Behind that screen, for close to three hours, some of the most beautiful beings on the planet, one after another, stripped out of their street wear and underclothes and changed into a generic audition outfit consisting of a satin finish bra, a pair of lace bikini panties and champagne-colored platform heels.

Exiting the makeshift dressing area, these women then walked toward the table casually, or as casually as a nearly naked person can under the circumstances, and shook hands with the Victoria’s Secret crew.

“What people don’t realize is that they’re rarer by far than superstar athletes,” Razek said of women who fit precise but unwritten physical parameters for becoming a Victoria’s Secret angel. “The numbers of people who can do this are probably under 100 in the world. And in the show it’s only 30 girls.” (Actually, there are 33 this year.)

Anyway, people do realize.
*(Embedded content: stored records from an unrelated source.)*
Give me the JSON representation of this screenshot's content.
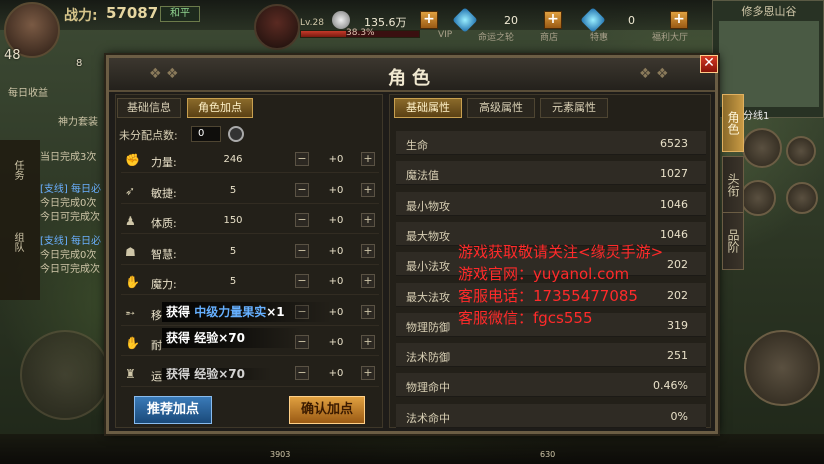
{
  "hud": {
    "power_label": "战力:",
    "power_value": "57087",
    "mode_label": "和平",
    "player_level": "48",
    "player_level_sub": "8",
    "daily_label": "每日收益",
    "target_level": "Lv.28",
    "target_hp_pct": 0.383,
    "target_hp_text": "38.3%",
    "currencies": [
      {
        "value": "135.6万",
        "label": "VIP"
      },
      {
        "value": "20",
        "label": "命运之轮"
      },
      {
        "value": "0",
        "label": "福利大厅"
      }
    ],
    "shop_label": "商店",
    "special_label": "特惠",
    "map_name": "修多恩山谷",
    "map_line": "分线1",
    "left_texts": [
      "神力套装",
      "任务",
      "组队",
      "当日完成3次",
      "[支线] 每日必",
      "今日完成0次",
      "今日可完成次",
      "[支线] 每日必",
      "今日完成0次",
      "今日可完成次"
    ],
    "bottom_left_value": "3903",
    "bottom_right_value": "630"
  },
  "dialog": {
    "title": "角色",
    "close_label": "✕",
    "side_tabs": [
      {
        "label": "角色",
        "active": true
      },
      {
        "label": "头衔",
        "active": false
      },
      {
        "label": "品阶",
        "active": false
      }
    ],
    "left_tabs": [
      {
        "label": "基础信息",
        "active": false
      },
      {
        "label": "角色加点",
        "active": true
      }
    ],
    "unassigned_label": "未分配点数:",
    "unassigned_value": "0",
    "attributes": [
      {
        "icon": "fist",
        "name": "力量:",
        "value": "246",
        "add": "+0"
      },
      {
        "icon": "run",
        "name": "敏捷:",
        "value": "5",
        "add": "+0"
      },
      {
        "icon": "body",
        "name": "体质:",
        "value": "150",
        "add": "+0"
      },
      {
        "icon": "head",
        "name": "智慧:",
        "value": "5",
        "add": "+0"
      },
      {
        "icon": "hand",
        "name": "魔力:",
        "value": "5",
        "add": "+0"
      },
      {
        "icon": "move",
        "name": "移",
        "value": "",
        "add": "+0"
      },
      {
        "icon": "endure",
        "name": "耐",
        "value": "",
        "add": "+0"
      },
      {
        "icon": "luck",
        "name": "运",
        "value": "",
        "add": "+0"
      }
    ],
    "toasts": [
      {
        "prefix": "获得",
        "item": "中级力量果实",
        "suffix": "×1"
      },
      {
        "prefix": "获得",
        "item": "经验",
        "suffix": "×70"
      },
      {
        "prefix": "获得",
        "item": "经验",
        "suffix": "×70"
      }
    ],
    "recommend_label": "推荐加点",
    "confirm_label": "确认加点",
    "right_tabs": [
      {
        "label": "基础属性",
        "active": true
      },
      {
        "label": "高级属性",
        "active": false
      },
      {
        "label": "元素属性",
        "active": false
      }
    ],
    "stats": [
      {
        "name": "生命",
        "value": "6523"
      },
      {
        "name": "魔法值",
        "value": "1027"
      },
      {
        "name": "最小物攻",
        "value": "1046"
      },
      {
        "name": "最大物攻",
        "value": "1046"
      },
      {
        "name": "最小法攻",
        "value": "202"
      },
      {
        "name": "最大法攻",
        "value": "202"
      },
      {
        "name": "物理防御",
        "value": "319"
      },
      {
        "name": "法术防御",
        "value": "251"
      },
      {
        "name": "物理命中",
        "value": "0.46%"
      },
      {
        "name": "法术命中",
        "value": "0%"
      }
    ]
  },
  "watermark": [
    "游戏获取敬请关注<缘灵手游>",
    "游戏官网：yuyanol.com",
    "客服电话：17355477085",
    "客服微信：fgcs555"
  ]
}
And, as with most disagreeable facts, they block that one out.

This is worth noting because the fantasy (by merely laying out $53 for a Miraculous Multi-way Gel-Curve Bra one will somehow be transformed into a winged creature resembling Gisele Bündchen or Heidi Klum or Helena Christensen or Adriana Lima) is so powerful that the Limited, Victoria Secret’s parent company, posted a 12-percent increase in comparable sales in September over the same period a year ago.

That growth, industry analysts said, was led by the Victoria’s Secret division, which itself posted a 13-percent year-over-year increase. What is more, the company’s October results, to be posted today, are expected to be stronger still. Call it the uplifting Gel-Curve effect.

Nobody that morning was thinking about any of that.

“With the smile, the hello, the walk, they get maybe two minutes,” to make an impression, said Razek, who has worked for the Limited since the early 1980s and who is notably tan and whose enviable shock of graying hair closely matched the salt and pepper flecks in his custom-made socks. “Maybe it’s not even that much.”

“This all looks straightforward, but it’s not,” said Neophitou-Apostolou, the editor and stylist. “It’s not just women of a certain shape or size who can do this, although you might think so. And it’s not such an obvious proposition,” to choose from among so many seemingly flawless female specimens those who will best make the transformation to the status of mythic lingerie seraphim. Few are called, and fewer still are chosen to wear the strap-on wings of a Victoria’s Secret angel.

“The girls actually dream about it,” said Mitro, referring to the wearing of feathers.